On any given level you'll usually have a number of objectives, with each of these accessible in any order and from numerous directions. In frontlines you don't get the sense that you're being funnelled into a pen, with enemies waiting to ambush you, giving it a different feel compared to the likes of Call of Duty 4. If you want to take an enemy stronghold on from the front, so be it, but if you want to manoeuvre around the side, that might give you a better chance of success.
Add to this the ability to use vehicles. For most of the levels vehicle use is optional, so if you want to use a tank you can hop in and take command, but if you want to try and take out the armoured enemy vehicles on foot, ideally with a homing missile or two, that's an option too. You'll also gain access to neat military gadgets, such as a remote control attack chopper, a mobile explosive device and a gun turret on wheels. These add another layer of depth and even more options to choose from. In fact, you could easily play through the entire campaign again and have a considerably different experience.

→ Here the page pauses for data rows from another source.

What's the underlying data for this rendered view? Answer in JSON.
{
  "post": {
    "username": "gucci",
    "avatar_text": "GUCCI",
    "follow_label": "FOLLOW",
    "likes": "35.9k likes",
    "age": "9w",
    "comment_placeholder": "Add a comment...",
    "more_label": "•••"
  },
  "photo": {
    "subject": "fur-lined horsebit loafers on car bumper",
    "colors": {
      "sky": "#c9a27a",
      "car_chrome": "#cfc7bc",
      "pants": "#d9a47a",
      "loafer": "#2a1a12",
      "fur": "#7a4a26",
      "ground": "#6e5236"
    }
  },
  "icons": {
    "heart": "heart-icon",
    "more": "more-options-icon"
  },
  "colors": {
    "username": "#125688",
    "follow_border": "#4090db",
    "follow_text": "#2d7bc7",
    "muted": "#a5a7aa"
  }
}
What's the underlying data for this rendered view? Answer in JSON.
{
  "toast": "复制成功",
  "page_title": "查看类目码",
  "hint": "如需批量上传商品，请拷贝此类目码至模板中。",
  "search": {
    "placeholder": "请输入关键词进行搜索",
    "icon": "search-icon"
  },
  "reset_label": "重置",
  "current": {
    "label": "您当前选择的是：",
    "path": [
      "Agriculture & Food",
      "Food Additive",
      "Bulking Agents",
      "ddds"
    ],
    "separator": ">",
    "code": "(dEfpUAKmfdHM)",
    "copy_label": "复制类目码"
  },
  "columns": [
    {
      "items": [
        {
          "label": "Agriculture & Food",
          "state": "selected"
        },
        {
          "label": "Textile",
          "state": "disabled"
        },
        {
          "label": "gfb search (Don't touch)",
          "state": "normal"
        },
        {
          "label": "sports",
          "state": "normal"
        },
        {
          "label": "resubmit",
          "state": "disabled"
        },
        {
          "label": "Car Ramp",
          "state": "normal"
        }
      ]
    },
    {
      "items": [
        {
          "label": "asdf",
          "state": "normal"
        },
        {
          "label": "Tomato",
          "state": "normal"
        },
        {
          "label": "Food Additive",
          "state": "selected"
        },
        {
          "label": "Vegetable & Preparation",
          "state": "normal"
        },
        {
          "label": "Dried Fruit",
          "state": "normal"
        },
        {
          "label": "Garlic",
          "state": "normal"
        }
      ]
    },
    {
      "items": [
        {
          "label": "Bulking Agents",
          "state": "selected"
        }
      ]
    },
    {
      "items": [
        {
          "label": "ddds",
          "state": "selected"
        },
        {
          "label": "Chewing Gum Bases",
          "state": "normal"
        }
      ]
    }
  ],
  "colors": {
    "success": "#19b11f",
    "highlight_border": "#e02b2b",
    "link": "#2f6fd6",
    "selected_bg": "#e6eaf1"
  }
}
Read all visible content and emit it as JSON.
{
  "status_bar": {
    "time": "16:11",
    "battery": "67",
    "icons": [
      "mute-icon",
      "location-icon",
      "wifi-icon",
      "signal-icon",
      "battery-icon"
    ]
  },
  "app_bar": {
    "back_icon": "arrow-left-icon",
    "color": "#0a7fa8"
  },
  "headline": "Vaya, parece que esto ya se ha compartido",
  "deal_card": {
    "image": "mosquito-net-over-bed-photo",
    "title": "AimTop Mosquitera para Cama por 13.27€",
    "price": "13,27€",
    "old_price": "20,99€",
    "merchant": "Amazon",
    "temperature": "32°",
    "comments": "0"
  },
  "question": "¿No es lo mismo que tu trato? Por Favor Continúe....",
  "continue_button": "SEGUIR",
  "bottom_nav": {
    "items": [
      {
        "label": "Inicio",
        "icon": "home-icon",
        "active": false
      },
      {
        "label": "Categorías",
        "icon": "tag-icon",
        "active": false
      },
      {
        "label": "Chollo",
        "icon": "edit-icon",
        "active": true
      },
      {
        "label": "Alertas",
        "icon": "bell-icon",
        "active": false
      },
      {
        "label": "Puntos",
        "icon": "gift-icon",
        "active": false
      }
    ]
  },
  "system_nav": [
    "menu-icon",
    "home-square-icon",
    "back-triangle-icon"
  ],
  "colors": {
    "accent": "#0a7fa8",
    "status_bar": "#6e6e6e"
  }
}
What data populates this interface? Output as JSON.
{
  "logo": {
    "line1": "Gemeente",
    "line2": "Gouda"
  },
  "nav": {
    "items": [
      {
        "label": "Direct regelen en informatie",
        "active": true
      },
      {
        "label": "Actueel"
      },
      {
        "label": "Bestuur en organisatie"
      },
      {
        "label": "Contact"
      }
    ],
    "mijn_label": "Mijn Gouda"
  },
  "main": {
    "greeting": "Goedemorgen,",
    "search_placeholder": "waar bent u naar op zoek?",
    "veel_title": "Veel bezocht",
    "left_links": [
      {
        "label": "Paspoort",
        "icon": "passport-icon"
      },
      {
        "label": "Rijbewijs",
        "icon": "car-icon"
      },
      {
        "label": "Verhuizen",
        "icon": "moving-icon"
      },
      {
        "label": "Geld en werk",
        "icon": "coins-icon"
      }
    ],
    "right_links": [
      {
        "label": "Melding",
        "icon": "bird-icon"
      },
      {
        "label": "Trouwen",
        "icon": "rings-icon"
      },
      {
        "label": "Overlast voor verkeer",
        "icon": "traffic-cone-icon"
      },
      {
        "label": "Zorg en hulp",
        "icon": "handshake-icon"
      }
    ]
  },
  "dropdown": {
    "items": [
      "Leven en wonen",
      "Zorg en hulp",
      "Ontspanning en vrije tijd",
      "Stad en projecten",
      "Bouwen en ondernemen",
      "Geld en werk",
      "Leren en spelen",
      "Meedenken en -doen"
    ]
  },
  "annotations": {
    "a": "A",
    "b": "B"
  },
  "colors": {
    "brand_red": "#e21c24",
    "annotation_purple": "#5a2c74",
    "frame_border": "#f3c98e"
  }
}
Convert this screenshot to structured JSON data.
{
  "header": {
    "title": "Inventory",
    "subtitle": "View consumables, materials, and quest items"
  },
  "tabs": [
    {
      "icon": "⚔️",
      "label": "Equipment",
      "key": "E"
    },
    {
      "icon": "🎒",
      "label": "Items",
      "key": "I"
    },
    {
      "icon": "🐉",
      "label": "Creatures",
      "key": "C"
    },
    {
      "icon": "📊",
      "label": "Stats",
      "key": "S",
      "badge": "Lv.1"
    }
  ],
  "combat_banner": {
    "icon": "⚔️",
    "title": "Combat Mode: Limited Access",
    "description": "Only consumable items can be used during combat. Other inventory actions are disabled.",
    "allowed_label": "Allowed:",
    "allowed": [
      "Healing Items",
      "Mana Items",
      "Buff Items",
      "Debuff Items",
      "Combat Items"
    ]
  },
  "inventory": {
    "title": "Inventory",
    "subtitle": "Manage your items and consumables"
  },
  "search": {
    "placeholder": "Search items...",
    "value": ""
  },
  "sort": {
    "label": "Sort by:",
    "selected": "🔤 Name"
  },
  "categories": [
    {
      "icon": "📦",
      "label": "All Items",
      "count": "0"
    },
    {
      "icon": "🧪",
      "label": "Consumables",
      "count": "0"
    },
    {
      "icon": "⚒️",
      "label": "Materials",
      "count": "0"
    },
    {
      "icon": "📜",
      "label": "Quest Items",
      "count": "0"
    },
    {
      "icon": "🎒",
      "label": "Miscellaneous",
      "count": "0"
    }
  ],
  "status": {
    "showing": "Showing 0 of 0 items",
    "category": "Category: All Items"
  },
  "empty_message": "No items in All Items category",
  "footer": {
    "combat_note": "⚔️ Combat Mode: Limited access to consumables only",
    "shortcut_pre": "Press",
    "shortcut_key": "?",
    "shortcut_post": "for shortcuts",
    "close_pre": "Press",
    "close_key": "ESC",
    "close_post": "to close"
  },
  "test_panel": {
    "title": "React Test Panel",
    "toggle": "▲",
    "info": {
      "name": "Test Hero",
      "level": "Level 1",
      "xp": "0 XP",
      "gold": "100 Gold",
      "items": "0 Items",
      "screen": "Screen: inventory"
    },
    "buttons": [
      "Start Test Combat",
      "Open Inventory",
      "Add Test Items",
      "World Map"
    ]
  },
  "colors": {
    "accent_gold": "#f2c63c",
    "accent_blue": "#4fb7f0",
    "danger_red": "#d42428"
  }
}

Even though you have plenty of options available to you, it is slightly disappointing that some of the more exciting vehicles don't come into play until over half way through the campaign. Helicopter usage is completely absent from the opening levels, and while the tanks are fun at first they soon become a little tiresome and slow. Fair enough, you have tones of other tools at your disposal, such as calling in an air strike, but some of the larger levels earlier on would have really benefited from an aerial attack that you're in command of.